How to complete this task: Please find every line in the entries below that contains the string "icon", and copy it.

>>>>

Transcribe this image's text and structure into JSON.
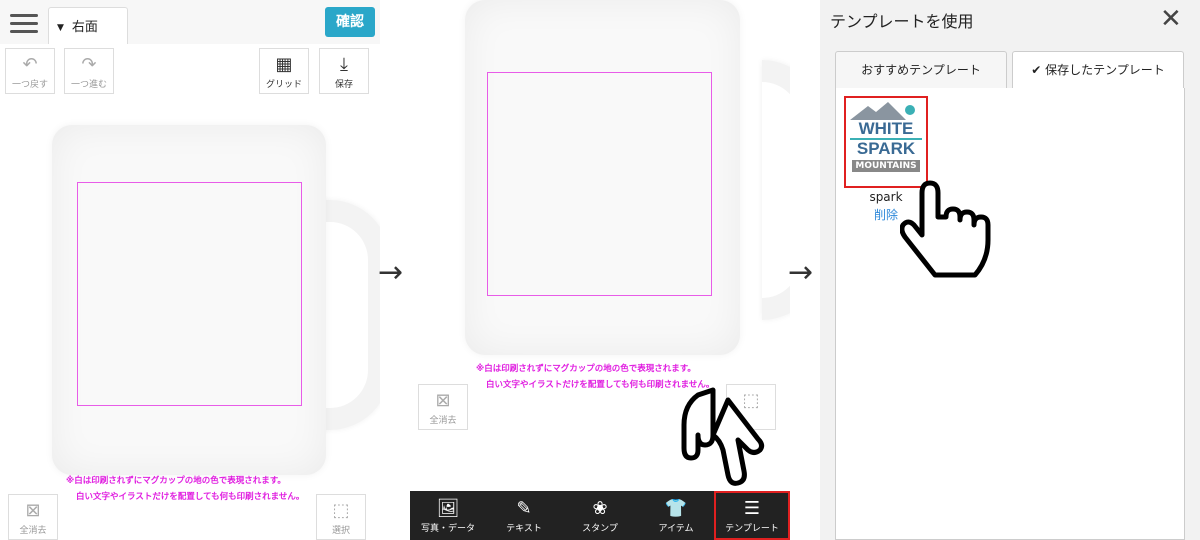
{
  "screen1": {
    "tab_label": "右面",
    "confirm_label": "確認",
    "undo_label": "一つ戻す",
    "redo_label": "一つ進む",
    "grid_label": "グリッド",
    "save_label": "保存",
    "clear_label": "全消去",
    "select_label": "選択",
    "warning_line1": "※白は印刷されずにマグカップの地の色で表現されます。",
    "warning_line2": "白い文字やイラストだけを配置しても何も印刷されません。"
  },
  "screen2": {
    "clear_label": "全消去",
    "warning_line1": "※白は印刷されずにマグカップの地の色で表現されます。",
    "warning_line2": "白い文字やイラストだけを配置しても何も印刷されません。",
    "bottom_nav": [
      {
        "label": "写真・データ",
        "icon": "image-icon"
      },
      {
        "label": "テキスト",
        "icon": "pencil-icon"
      },
      {
        "label": "スタンプ",
        "icon": "stamp-icon"
      },
      {
        "label": "アイテム",
        "icon": "shirt-icon"
      },
      {
        "label": "テンプレート",
        "icon": "list-icon"
      }
    ]
  },
  "screen3": {
    "title": "テンプレートを使用",
    "tab_recommended": "おすすめテンプレート",
    "tab_saved": "保存したテンプレート",
    "template": {
      "logo_line1": "WHITE",
      "logo_line2": "SPARK",
      "logo_line3": "MOUNTAINS",
      "name": "spark",
      "delete_label": "削除"
    }
  },
  "arrow_glyph": "→",
  "colors": {
    "accent": "#2aa7c9",
    "print_area": "#e85ce8",
    "warning_text": "#e01ee0",
    "highlight": "#e02020",
    "delete_link": "#2d88d9"
  }
}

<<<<

The answer:
        "icon": "image-icon"
        "icon": "pencil-icon"
        "icon": "stamp-icon"
        "icon": "shirt-icon"
        "icon": "list-icon"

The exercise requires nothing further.